At this point, Marshall concluded his preliminary remarks by saying “I think I’ll close there and open it up for questions. I’d again like to say thanks for coming tonight--I’m excited to be back in Phillipsburg. I always enjoy coming, and feel welcomed here as well. I’ll be happy to talk about any particular issues people have, or any concerns, and listen.”
The following subjects then came up--
That’s a hot topic. I think there’s ten Republican candidates I can work with. In general I would like someone with executive experience. I really feel burned by a Senator who’s now the president who never had any executive experience. But I really feel I can work with all of the candidates.
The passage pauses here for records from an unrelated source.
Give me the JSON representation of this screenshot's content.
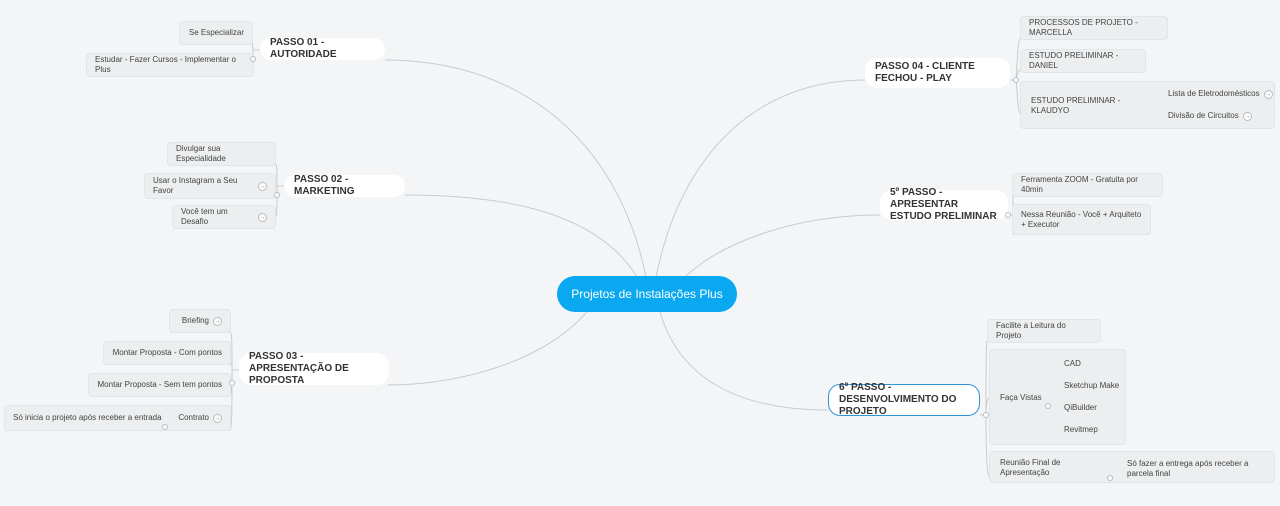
{
  "central": {
    "label": "Projetos de Instalações Plus"
  },
  "colors": {
    "central": "#0aa8f0",
    "line": "#c8ccce",
    "selected_border": "#2f95d6"
  },
  "branches": {
    "passo01": {
      "title": "PASSO 01 - AUTORIDADE",
      "items": [
        "Se Especializar",
        "Estudar - Fazer Cursos - Implementar o Plus"
      ]
    },
    "passo02": {
      "title": "PASSO 02 - MARKETING",
      "items": [
        "Divulgar sua Especialidade",
        "Usar o Instagram a Seu Favor",
        "Você tem um Desafio"
      ]
    },
    "passo03": {
      "title": "PASSO 03 - APRESENTAÇÃO DE PROPOSTA",
      "items": [
        "Briefing",
        "Montar Proposta - Com pontos",
        "Montar Proposta - Sem tem pontos",
        "Contrato"
      ],
      "contrato_child": "Só inicia o projeto após receber a entrada"
    },
    "passo04": {
      "title": "PASSO 04 - CLIENTE FECHOU - PLAY",
      "items": [
        "PROCESSOS DE PROJETO - MARCELLA",
        "ESTUDO PRELIMINAR - DANIEL",
        "ESTUDO PRELIMINAR - KLAUDYO"
      ],
      "klaudyo_children": [
        "Lista de Eletrodomésticos",
        "Divisão de Circuitos"
      ]
    },
    "passo05": {
      "title": "5º PASSO - APRESENTAR ESTUDO PRELIMINAR",
      "items": [
        "Ferramenta ZOOM - Gratuita por 40min",
        "Nessa Reunião - Você + Arquiteto + Executor"
      ]
    },
    "passo06": {
      "title": "6º PASSO - DESENVOLVIMENTO DO PROJETO",
      "items": [
        "Facilite a Leitura do Projeto",
        "Faça Vistas",
        "Reunião Final de Apresentação"
      ],
      "vistas_children": [
        "CAD",
        "Sketchup Make",
        "QiBuilder",
        "Revitmep"
      ],
      "reuniao_child": "Só fazer a entrega após receber a parcela final"
    }
  }
}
I’m ready for a change, and a big change.
President Lincoln was famous at taking people who were his foes and putting them in his cabinet. Whoever wins this time, I see some of the other candidates that would make a good Attorney General, there’s a candidate who would make a good Surgeon General.
I think she’s much more vulnerable than I thought she would be. Two months ago people wondered if we had a candidate who could beat her. Thank goodness she’s helping us a lot. The other one is even left of her, and I think they are very beatable.
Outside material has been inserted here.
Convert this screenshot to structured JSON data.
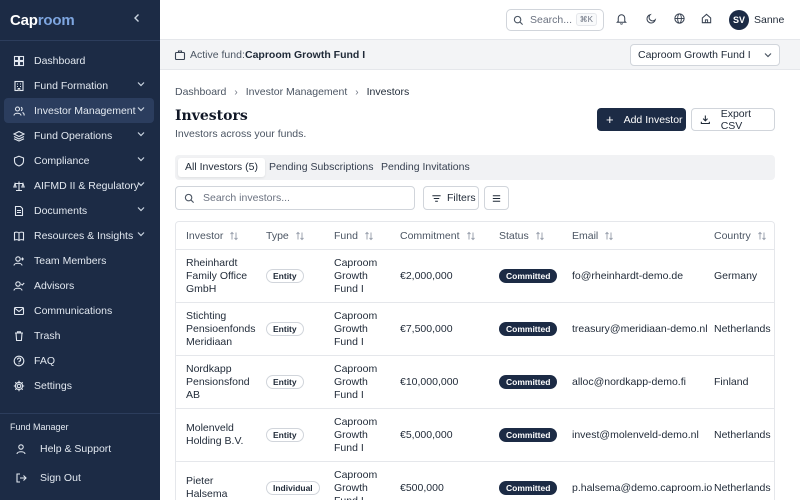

It depends on who the new leader’s going to be. We need somebody who is going to unite us. I think Speaker Boehner felt like he had become the problem rather than solving problems.
To me the focus is getting a person who can unite all Republicans to work together for the good of the country. Leaders can rise; we’ve all seen it happen in our communities, in our churches, in our clubs. Leaders will rise to the occasion.
Our president is the most devisive person I’ve seen in my life so Ithink a new president is going to help a lot. It’s up to the leaders to set the tone. President Reagan had a big tent, he was able to get us to put our differences aside, he was able to unite us. With Reagan, before he took office just 12 percent of the country thought we were going in the right direction and he changed that, so with new leaders I think there’s a great chance. That’s the difference between two years ago when I was traveling across the state and now. People are no longer saying we can’t fix it; people are saying now we have to fix it. I feel like the mouse is now backed into the corner, and people are saying we have to fight now, we’ve had enough. It’s broken enough that I think the average person is going to stand up and say let’s fix this.
Story Courtesy of the Phillips County Review